Family therapy is particularly helpful in lessening feelings of isolation that the two of you share as a couple, or as a family unit. There is the propensity to feel as if others couldn’t possibly understand what we are going through at times, which is to be expected, however, there are many professionals waiting to help you at this very moment, as well as support groups and psychoeducational resources that may prove to be of great comfort. Areas of special concern for the family who has children with special needs include: Constructing a relationship with your spouse that draws upon your strengths and allows you to build a cohesive, loving environment for all of your family members to grow and thrive Attending to issues of sadness, anxiety, depression, etc. that any of your family members may be experiencing Preparing contingency and emergency plans for the physical needs of all your children and in particular, your child with special needs if she is experiencing physical challenges Preparing your household financially for emergencies that may arise Providing developmental, cognitive, social, and educational support to your child with special needs as she grows and matures Along these same lines, preparing for different stages of your child’s development and planning for very pragmatic issues of aging within various systems Providing for the physical and emotional needs of your other children to help them grow and develop Addressing any issues of sibling rivalry that may be occurring within the family As we mentioned earlier, couples and family therapy can be of tremendous help.
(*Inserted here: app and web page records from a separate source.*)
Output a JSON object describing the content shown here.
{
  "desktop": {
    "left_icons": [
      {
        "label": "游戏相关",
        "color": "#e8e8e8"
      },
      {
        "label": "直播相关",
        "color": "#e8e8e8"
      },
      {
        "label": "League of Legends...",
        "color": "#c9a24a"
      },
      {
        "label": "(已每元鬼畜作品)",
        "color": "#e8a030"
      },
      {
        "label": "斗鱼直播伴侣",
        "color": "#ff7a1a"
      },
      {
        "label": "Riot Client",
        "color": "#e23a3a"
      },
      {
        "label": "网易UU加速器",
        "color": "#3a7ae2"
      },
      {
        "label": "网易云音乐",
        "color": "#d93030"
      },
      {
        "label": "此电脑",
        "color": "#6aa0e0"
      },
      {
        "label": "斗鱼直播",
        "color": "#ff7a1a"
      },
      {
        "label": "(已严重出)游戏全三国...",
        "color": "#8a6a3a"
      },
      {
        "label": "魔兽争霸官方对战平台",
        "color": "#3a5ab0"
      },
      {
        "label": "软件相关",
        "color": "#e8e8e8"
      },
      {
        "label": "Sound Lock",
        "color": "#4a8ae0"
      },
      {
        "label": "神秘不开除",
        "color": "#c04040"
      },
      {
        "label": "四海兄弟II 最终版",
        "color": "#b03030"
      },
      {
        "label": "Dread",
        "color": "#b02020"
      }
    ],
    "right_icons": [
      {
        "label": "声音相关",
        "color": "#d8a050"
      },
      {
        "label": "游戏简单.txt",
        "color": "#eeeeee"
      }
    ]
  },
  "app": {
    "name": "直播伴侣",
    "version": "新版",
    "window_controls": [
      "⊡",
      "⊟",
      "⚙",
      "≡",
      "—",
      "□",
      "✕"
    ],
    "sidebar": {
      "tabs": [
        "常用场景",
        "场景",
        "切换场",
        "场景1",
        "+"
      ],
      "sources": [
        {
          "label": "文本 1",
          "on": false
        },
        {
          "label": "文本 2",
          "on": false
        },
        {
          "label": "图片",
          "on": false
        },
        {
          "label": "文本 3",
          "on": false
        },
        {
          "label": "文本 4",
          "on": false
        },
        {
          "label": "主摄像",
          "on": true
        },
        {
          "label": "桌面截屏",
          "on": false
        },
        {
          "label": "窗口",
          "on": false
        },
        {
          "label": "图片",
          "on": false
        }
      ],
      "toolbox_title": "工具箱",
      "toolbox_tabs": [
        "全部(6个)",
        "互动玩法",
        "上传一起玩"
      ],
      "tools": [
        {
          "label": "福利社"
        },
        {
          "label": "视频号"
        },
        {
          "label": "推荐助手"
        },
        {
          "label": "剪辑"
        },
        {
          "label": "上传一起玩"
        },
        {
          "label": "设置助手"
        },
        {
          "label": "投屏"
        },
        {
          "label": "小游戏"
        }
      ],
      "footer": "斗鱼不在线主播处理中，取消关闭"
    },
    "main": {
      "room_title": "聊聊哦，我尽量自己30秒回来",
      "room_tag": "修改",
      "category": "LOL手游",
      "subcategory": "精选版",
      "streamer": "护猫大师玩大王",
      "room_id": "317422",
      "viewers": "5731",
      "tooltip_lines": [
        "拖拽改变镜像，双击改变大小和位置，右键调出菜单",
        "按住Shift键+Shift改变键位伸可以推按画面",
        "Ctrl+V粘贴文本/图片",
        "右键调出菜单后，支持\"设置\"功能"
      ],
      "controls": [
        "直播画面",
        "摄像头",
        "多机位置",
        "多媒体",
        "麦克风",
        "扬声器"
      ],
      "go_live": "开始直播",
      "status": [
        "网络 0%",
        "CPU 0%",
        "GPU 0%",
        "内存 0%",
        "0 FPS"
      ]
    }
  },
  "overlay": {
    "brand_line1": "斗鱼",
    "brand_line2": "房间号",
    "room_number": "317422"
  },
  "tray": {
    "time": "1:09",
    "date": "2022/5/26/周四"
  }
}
The unforeseen challenges that arise for a family with a child with special needs can include financial stress, time demands, anxiety, medical and emotional issues, personal health, and of course parenting, but with help, you
can enjoy a successful, happy family and all the rewards that having a child with special needs has to offer. We hope that information we have provided has been of help and comfort to you and wish the best for you and your family. Best, Lisa & Teresa
RESOURCES National Institutes of Health Fact Sheets Asperger’s Syndrome Attention Deficit Hyperactivity Disorder (ADHD) Autism Spectrum Disorder (ASD) Dyslexia Learning Disorders (LD) ADD/ADHD Resources ADD Resources ADDitude Magazine Autism Spectrum Disorder Resources Autism Society AutismSpeaks.org Food Additive Resources Feingold Association of the United States Learning Disorder Resources International Dyslexia Association Learning Disabilities Association of America National Center for Learning Disabilities National Institute of Child Health and Human Development (NICHD) National Institute of Mental Health (NIMH)
Laboratory Testing for Heavy Metals We use the King James Medical Laboratory for DMSA challenge testing and for hair analysis screening: The King James Medical Laboratory, Inc. 24700 Center Ridge Road Cleveland, Ohio 44145 800-437-1404 440-835-2177 (fax) Neurofeedback Therapist Directories EEGInfo.com EEGSpectrum.com Screening Tools M-Chat.org (Autism screening tool: Can be used by parents)